** Data extracts **
<<<<

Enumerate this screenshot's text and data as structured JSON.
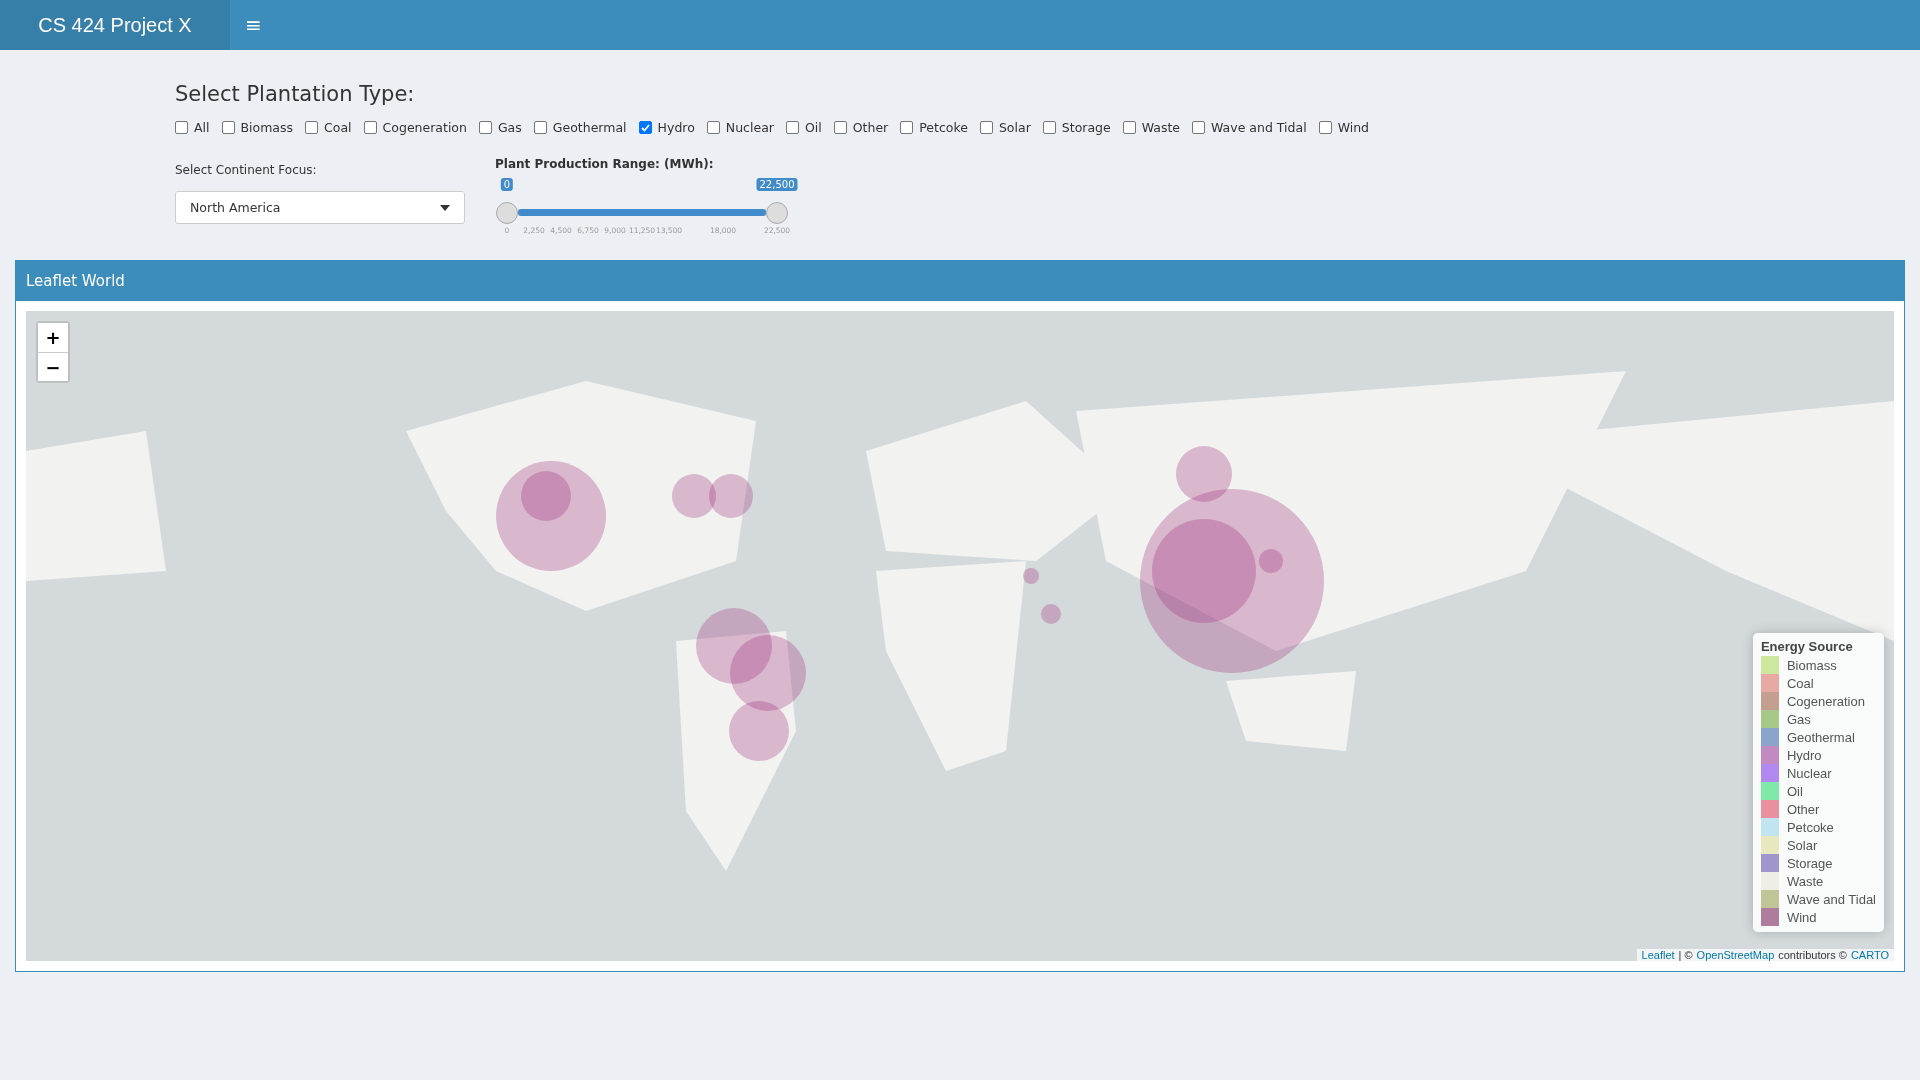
{
  "header": {
    "title": "CS 424 Project X",
    "menu_glyph": "≡"
  },
  "plantation": {
    "heading": "Select Plantation Type:",
    "options": [
      {
        "label": "All",
        "checked": false
      },
      {
        "label": "Biomass",
        "checked": false
      },
      {
        "label": "Coal",
        "checked": false
      },
      {
        "label": "Cogeneration",
        "checked": false
      },
      {
        "label": "Gas",
        "checked": false
      },
      {
        "label": "Geothermal",
        "checked": false
      },
      {
        "label": "Hydro",
        "checked": true
      },
      {
        "label": "Nuclear",
        "checked": false
      },
      {
        "label": "Oil",
        "checked": false
      },
      {
        "label": "Other",
        "checked": false
      },
      {
        "label": "Petcoke",
        "checked": false
      },
      {
        "label": "Solar",
        "checked": false
      },
      {
        "label": "Storage",
        "checked": false
      },
      {
        "label": "Waste",
        "checked": false
      },
      {
        "label": "Wave and Tidal",
        "checked": false
      },
      {
        "label": "Wind",
        "checked": false
      }
    ]
  },
  "continent": {
    "label": "Select Continent Focus:",
    "value": "North America"
  },
  "range": {
    "label": "Plant Production Range: (MWh):",
    "from_label": "0",
    "to_label": "22,500",
    "level": 1,
    "ticks": [
      "0",
      "2,250",
      "4,500",
      "6,750",
      "9,000",
      "11,250",
      "13,500",
      "18,000",
      "22,500"
    ]
  },
  "map_box": {
    "title": "Leaflet World",
    "zoom_in": "+",
    "zoom_out": "−",
    "legend": {
      "title": "Energy Source",
      "items": [
        {
          "label": "Biomass",
          "color": "#cde89e"
        },
        {
          "label": "Coal",
          "color": "#e8a8a4"
        },
        {
          "label": "Cogeneration",
          "color": "#c49e8e"
        },
        {
          "label": "Gas",
          "color": "#a8c88a"
        },
        {
          "label": "Geothermal",
          "color": "#8aa4cc"
        },
        {
          "label": "Hydro",
          "color": "#c28ac0"
        },
        {
          "label": "Nuclear",
          "color": "#b088f0"
        },
        {
          "label": "Oil",
          "color": "#80e8a8"
        },
        {
          "label": "Other",
          "color": "#e8909e"
        },
        {
          "label": "Petcoke",
          "color": "#c0e4f0"
        },
        {
          "label": "Solar",
          "color": "#e8e8c0"
        },
        {
          "label": "Storage",
          "color": "#a096cc"
        },
        {
          "label": "Waste",
          "color": "#eeeee4"
        },
        {
          "label": "Wave and Tidal",
          "color": "#c0c496"
        },
        {
          "label": "Wind",
          "color": "#b07c9e"
        }
      ]
    },
    "attribution": {
      "link1": "Leaflet",
      "sep": "| ©",
      "link2": "OpenStreetMap",
      "text": "contributors ©",
      "link3": "CARTO"
    }
  }
}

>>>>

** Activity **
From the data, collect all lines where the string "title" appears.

** Output below **
    "title": "CS 424 Project X",
    "title": "Leaflet World",
      "title": "Energy Source",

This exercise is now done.